5. Letting your kids fail. It may seem cruel, but parents who aren’t afraid to let their kids spend their money on ill-advised purchases (especially those with limited shelf lives) are actually doing them a favor. Experience is a terrific teacher and, with respect to personal finance, it’s better they err early when the impacts are relatively benign. Those “wasted” dollars are money well spent – an invaluable investment in your kids’ personal finance education.
6. Buying a used car. Sure, new cars are great, but they’re an extremely expensive proposition. Financially, they make little sense. The truth is, folks who can live without that new car smell, and are willing to pay for occasional maintenance and repair costs, will get maximum value by buying used instead of new.
7. Loaning money to family. There’s no problem at all with this as long as you are willing to accept that you may never get your money back.
8. Filling a new home with hand-me-down furniture. Here’s a tip for first-time home buyers who are just starting out and find themselves short of cash: It’s not against the law to buy a new home and fill the rooms with hand-me-down or used furniture – or even leave a room or two completely empty. Patience is a virtue.
9. Asking for a lower price. Why is negotiating considered taboo? I’m not suggesting you should go into a grocery store and start negotiating down the price of canned corn. You have to be reasonable and pick your spots. However, there are many stores and service providers out there who will negotiate. The trick is mustering the courage to simply ask if you can get a better price. The worst they can say is “no.”
10. Saying no. Speaking of “no,” we all want to be liked. So it’s not surprising that for many people, myself included, saying no can be extremely difficult at times. Unfortunately, one of the biggest risks to our personal finances is the inability to say no, whether, for example, it’s to satisfy a friend asking you to cosign a loan – or even to yourself when being tempted to keep up with the Joneses.
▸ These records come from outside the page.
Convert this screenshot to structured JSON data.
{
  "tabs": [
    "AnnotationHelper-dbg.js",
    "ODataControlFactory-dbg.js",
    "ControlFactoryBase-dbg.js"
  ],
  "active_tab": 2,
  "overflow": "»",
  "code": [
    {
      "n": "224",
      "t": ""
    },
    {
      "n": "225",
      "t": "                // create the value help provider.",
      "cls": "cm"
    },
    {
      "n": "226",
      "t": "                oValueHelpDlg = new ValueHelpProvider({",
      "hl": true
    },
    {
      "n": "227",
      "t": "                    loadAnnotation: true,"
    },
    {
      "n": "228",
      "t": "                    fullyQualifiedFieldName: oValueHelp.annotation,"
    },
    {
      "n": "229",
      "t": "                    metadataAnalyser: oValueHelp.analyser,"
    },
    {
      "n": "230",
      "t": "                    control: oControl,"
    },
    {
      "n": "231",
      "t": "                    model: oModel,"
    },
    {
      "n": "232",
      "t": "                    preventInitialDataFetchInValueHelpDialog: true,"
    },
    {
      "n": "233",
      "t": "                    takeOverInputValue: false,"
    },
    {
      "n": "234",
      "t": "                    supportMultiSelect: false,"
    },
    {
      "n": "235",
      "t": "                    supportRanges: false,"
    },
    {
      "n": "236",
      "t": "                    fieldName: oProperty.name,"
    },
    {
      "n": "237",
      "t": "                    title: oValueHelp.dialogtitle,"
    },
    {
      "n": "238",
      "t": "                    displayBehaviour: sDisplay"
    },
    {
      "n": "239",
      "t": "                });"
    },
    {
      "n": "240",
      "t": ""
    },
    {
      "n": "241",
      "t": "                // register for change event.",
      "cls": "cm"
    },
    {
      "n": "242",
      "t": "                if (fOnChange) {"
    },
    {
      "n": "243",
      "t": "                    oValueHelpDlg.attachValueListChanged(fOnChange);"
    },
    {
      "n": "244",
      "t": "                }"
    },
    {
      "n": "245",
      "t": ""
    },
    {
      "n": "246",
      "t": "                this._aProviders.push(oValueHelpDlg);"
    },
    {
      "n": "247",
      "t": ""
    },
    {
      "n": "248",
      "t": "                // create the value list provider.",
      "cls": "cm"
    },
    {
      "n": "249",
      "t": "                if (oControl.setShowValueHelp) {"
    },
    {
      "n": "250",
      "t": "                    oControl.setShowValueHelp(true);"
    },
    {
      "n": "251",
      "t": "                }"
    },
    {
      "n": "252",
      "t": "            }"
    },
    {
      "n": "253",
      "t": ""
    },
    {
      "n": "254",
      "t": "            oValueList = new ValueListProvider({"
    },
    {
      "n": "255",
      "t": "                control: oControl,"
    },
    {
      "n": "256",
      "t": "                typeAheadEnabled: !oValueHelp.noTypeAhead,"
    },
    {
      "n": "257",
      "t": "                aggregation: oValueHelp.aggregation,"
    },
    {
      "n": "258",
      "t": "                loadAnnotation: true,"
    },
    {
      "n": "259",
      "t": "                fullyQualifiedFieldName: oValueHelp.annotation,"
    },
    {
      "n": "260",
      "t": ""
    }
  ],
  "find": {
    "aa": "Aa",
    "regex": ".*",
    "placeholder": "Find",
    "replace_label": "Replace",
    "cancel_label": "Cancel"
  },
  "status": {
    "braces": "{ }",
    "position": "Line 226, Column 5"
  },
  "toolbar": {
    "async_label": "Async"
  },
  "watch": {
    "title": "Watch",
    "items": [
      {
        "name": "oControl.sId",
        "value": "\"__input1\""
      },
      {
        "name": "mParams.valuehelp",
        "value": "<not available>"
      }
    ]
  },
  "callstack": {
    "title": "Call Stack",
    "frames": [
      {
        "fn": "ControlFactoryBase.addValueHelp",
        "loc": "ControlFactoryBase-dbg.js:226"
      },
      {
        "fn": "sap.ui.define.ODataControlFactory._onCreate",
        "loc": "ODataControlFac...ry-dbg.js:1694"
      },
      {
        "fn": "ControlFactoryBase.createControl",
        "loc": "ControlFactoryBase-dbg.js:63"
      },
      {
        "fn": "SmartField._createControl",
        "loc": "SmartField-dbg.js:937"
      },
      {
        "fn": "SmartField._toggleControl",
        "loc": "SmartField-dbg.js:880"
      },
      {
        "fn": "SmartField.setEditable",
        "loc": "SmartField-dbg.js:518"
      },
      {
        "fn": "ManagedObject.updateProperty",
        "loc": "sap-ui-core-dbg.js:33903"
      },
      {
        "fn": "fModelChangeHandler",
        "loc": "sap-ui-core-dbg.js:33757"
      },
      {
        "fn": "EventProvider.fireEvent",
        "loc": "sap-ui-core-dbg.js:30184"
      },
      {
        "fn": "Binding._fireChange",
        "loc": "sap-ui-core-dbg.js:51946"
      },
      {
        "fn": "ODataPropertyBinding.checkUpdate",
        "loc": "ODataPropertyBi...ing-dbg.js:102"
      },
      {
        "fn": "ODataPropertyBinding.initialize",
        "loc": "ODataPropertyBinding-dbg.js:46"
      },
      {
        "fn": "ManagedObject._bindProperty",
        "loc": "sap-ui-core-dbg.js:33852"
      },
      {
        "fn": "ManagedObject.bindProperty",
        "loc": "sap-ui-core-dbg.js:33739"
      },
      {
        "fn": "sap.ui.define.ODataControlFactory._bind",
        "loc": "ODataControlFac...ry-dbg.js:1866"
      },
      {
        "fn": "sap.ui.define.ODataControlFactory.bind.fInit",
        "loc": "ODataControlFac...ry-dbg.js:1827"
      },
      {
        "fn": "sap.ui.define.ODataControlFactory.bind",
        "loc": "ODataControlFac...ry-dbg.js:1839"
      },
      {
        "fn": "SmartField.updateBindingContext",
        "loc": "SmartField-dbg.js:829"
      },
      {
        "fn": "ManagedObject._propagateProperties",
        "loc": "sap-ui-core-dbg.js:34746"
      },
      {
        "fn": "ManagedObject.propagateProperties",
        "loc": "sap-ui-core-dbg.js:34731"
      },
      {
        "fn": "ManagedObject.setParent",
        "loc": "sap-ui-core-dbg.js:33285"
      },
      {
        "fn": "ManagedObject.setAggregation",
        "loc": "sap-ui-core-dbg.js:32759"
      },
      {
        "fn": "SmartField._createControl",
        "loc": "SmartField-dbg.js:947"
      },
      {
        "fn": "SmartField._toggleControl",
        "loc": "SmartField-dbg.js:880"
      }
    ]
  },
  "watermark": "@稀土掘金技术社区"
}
11. Buying store-brand labels. As my unscientific blind taste tests have proven time and again, sometimes it makes absolutely zero sense paying a premium for name-brand labels. Believe it or not, those bargain store-brand labels are often just as good (if not better) than their name-brand counterparts.